The Rise of Sensationalism
Elaine Yang, Staff Writer
27 November, 2018
When looking at modern news and social media, it is clear that Donald Trump’s election as President of the United States of America has been controversial. Ultimately, his rhetoric and conduct during his campaign have paved the way for far-right political leaders to adopt publicly outspoken and unapologetic styles of leadership. This campaign model is reflected in Brazil’s recent president-elect Jair Bolsonaro, who has become infamously nicknamed the “Trump of the Tropics”.
With the Brazilian public tired of deeply-rooted poverty, economic, and political turmoil, Bolsonaro’s bold claims and promises of improving the Brazilian economy and his claims to address corruption and crime with an iron fist has resulted in his shocking victory, claiming 55 percent of the vote. Bolsonaro’s successful election campaign has highlighted the current and pressing issues of the rise and emergence of sensationalism, blatant discrimination without consequence.
Despite his lead during the presidential race, his controversial statements have greatly divided Brazil’s politics, facilitating fear and hate. As a result, one citizen went to the extreme by stabbing Bolsonaro at one of his campaign rallies in September. Although this incident left him in a critical state, it is clear that the action has turned Bolsonaro into a martyr, bolstering support for his hard stance against violence. This ultimately helped him garner votes.
Bolsonaro’s campaign policies advertised a major economic reform. These included promises to implement “privatization, pension reform, and [lower] taxes”. This gained him votes within the business community. However, Bolsonaro’s primary concern is addressing crime, corruption and violence. His campaign highlighted his hard stance against said issues. Coincidentally, his connections within Brazil’s military lent credibility to his claims that he would lower crime if elected. This focus on crime, corruption, and violence allow his campaign to address and provide voters with a solution for one of Brazilians’ most pressing concerns: their corrupt government. The government’s recent scandal, dubbed “Operation Car Wash”, involved allegations involving the oil company Petrobras and bribery within the Worker’ Party and ultimately resulted in the imprisonment of Luiz Inacio Lula da Silva, the President during that the time. Desperate to escape this corrupt government, Bolsonaro’s supporters view his bold claims with stars in their eyes, yearning for radical, yet effective change.

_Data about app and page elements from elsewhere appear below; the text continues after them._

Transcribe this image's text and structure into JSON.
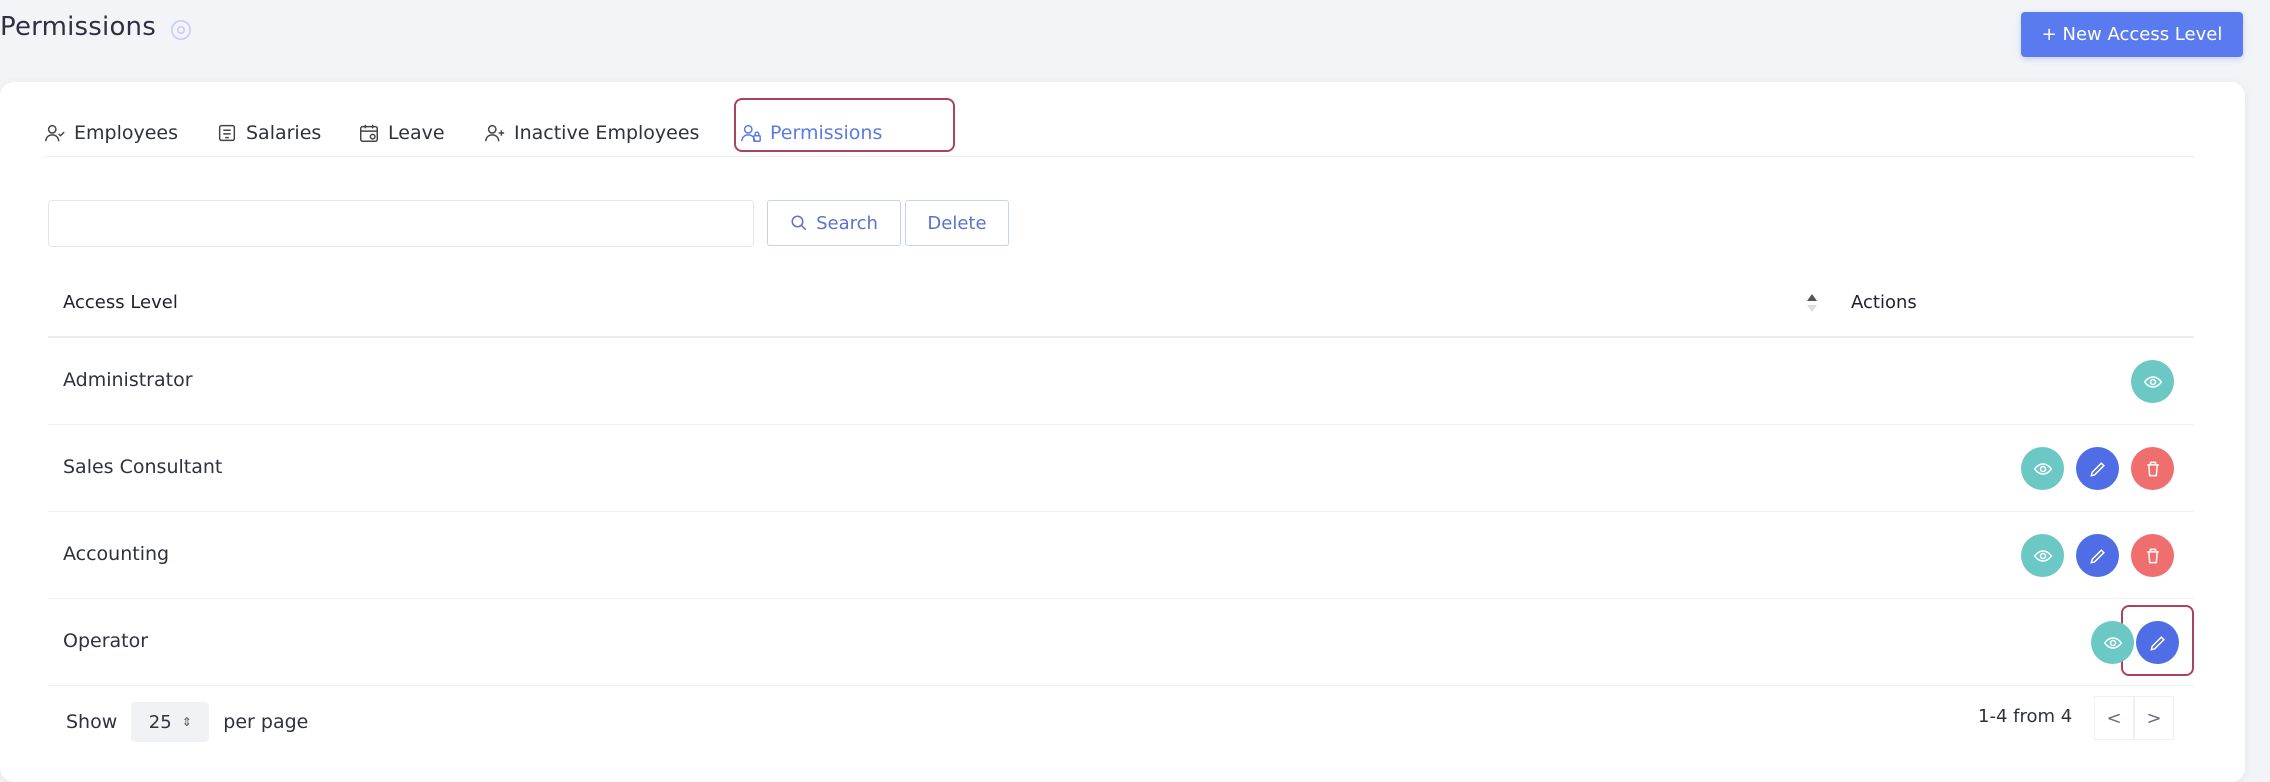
{
  "header": {
    "title": "Permissions",
    "settings_icon": "gear-circle-icon",
    "new_button_label": "+ New Access Level"
  },
  "tabs": [
    {
      "label": "Employees",
      "icon": "user-check-icon",
      "active": false
    },
    {
      "label": "Salaries",
      "icon": "wallet-icon",
      "active": false
    },
    {
      "label": "Leave",
      "icon": "calendar-icon",
      "active": false
    },
    {
      "label": "Inactive Employees",
      "icon": "user-plus-icon",
      "active": false
    },
    {
      "label": "Permissions",
      "icon": "user-lock-icon",
      "active": true
    }
  ],
  "search": {
    "value": "",
    "placeholder": "",
    "search_label": "Search",
    "delete_label": "Delete"
  },
  "table": {
    "columns": [
      "Access Level",
      "Actions"
    ],
    "rows": [
      {
        "name": "Administrator",
        "actions": [
          "view"
        ]
      },
      {
        "name": "Sales Consultant",
        "actions": [
          "view",
          "edit",
          "delete"
        ]
      },
      {
        "name": "Accounting",
        "actions": [
          "view",
          "edit",
          "delete"
        ]
      },
      {
        "name": "Operator",
        "actions": [
          "view",
          "edit"
        ]
      }
    ]
  },
  "footer": {
    "show_label": "Show",
    "per_page_value": "25",
    "per_page_label": "per page",
    "range": "1-4 from 4",
    "prev": "<",
    "next": ">"
  },
  "colors": {
    "primary": "#5a7bf0",
    "view": "#6cc8c5",
    "edit": "#4f6ee6",
    "delete": "#ef6f6f",
    "highlight": "#a9445a"
  }
}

Bolsonaro has also taken an extremely controversial stance on environmental issues, especially concerning the future of the Amazon rainforest. He has given the UN an ultimatum, stating that Brazil will be pulling out of the Paris Agreement if they are not given “full sovereignty over rainforest management”.

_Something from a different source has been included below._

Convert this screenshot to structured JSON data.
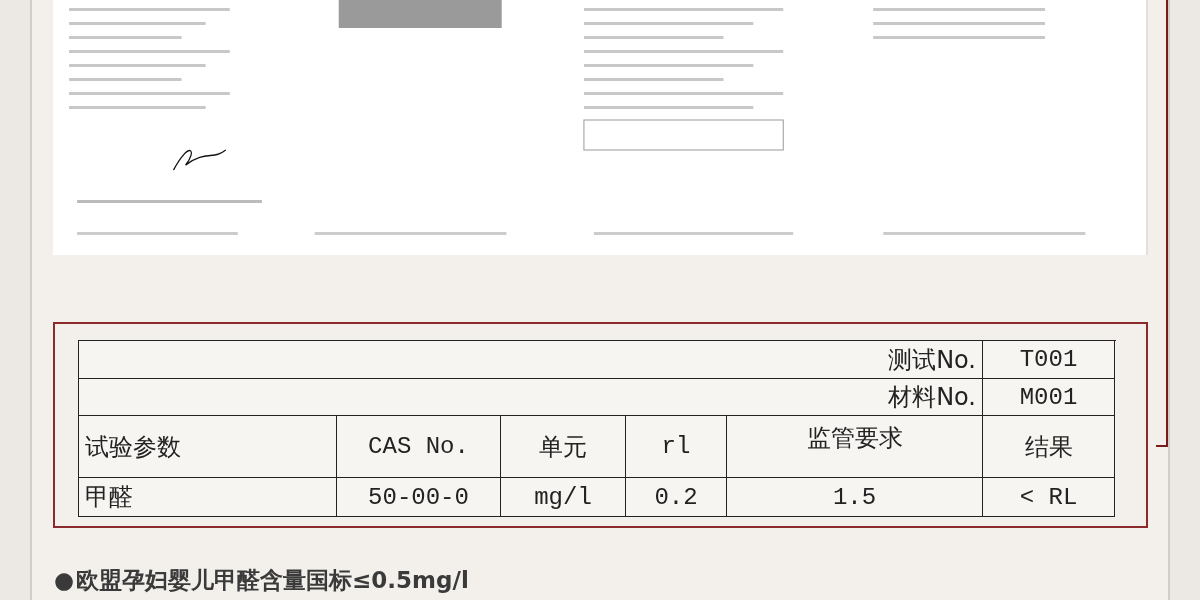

Along with these promises, Bolsonaro has claimed that his party will abolish the currently implemented environmental policies and regulations, arguing that they are counter-productive to the advancement of Brazil’s development. Given his stance on the Amazon, it is evident that Bolsonaro’s policies would result in exploitation of the rainforest for economic gain.
Though controversial, it seems as though the campaign model that highlights the spread of right-wing values, blatant discrimination, and statements that entice shock value is highly successful in garnering the public’s attention, ultimately generating opinion and debate. In modern society’s current climate, the idea of nationalist regimes who value protectionism and regard other nations with contempt and suspicion has gained popularity in an effort to satiate political concerns, replacing fear with a love for one’s country.

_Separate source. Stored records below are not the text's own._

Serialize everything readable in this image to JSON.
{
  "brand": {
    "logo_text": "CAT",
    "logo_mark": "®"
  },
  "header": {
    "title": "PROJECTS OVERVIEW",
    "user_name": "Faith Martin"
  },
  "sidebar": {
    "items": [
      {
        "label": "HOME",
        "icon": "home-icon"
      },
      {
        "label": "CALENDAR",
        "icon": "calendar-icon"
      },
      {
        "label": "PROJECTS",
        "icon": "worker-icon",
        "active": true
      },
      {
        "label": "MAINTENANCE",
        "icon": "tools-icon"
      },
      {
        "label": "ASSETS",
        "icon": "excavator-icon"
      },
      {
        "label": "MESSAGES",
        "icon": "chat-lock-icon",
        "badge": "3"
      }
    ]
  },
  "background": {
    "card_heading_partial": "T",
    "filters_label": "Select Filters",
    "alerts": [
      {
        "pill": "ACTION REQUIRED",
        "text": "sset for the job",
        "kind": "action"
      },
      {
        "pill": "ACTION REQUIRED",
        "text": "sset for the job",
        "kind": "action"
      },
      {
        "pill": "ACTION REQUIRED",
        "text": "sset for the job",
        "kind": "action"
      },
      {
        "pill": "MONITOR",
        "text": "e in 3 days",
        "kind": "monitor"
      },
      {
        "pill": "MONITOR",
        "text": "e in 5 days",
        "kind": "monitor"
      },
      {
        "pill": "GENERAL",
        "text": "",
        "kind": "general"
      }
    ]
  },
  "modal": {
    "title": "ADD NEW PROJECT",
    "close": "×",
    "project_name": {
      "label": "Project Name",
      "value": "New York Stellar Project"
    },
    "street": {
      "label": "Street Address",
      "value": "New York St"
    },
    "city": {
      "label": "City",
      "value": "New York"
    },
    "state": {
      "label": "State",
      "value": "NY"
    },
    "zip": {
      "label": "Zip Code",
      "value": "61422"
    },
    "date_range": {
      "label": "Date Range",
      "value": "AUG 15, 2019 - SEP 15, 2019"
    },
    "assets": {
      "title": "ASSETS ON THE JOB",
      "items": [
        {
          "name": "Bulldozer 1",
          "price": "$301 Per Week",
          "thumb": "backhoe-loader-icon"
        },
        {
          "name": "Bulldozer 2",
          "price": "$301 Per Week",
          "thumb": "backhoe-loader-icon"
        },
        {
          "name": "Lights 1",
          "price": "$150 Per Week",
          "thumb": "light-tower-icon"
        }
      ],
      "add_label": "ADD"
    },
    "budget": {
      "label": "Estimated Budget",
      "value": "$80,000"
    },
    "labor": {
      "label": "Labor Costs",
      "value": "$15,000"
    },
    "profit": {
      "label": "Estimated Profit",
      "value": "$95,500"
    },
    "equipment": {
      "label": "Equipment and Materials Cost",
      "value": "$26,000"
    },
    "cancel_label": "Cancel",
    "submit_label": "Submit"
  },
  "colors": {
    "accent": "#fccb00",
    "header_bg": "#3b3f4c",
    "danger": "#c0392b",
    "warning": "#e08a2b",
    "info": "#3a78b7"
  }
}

Throughout Bolsonaro’s campaign, he had also blatantly expressed his disdain for the media, declaring them as enemies to his campaign. This attempt to combat the mainly negative opinion of him spread by the liberal media, both in Brazil and the rest of the world is also seen in Trump’s campaign for President. By using the term “fake news”, popularized by Trump, Bolsonaro has managed to seemly discredit reputable news sources in Brazil. Although his claims against the media have been stated as if they were fact, a deeper look into his campaign reveals many untruths and false claims.
It seems as though the creation of a common enemy in the media has become a popular trend for conservative politicians to promote, providing supporters with and outlet to direct their anger and frustrations due to their falling economic status. This erasure of popular media has resulted in the mass questioning of its credibility, of which, is directly mirrored in America with Trump’s vendetta against the media. Consequently, this creates a sense of distrust within the country, fostering the development of doubt and the rise of untruths.
Although Bolsonaro is set to take office in January, it is clear that his election marks a significant shift within the governance and political atmosphere of Brazil. However, his election also raises concerns regarding the potential consequences regarding the political state of nations around the world, as they begin to use sensationalism to promote the shift towards nationalistic regimes.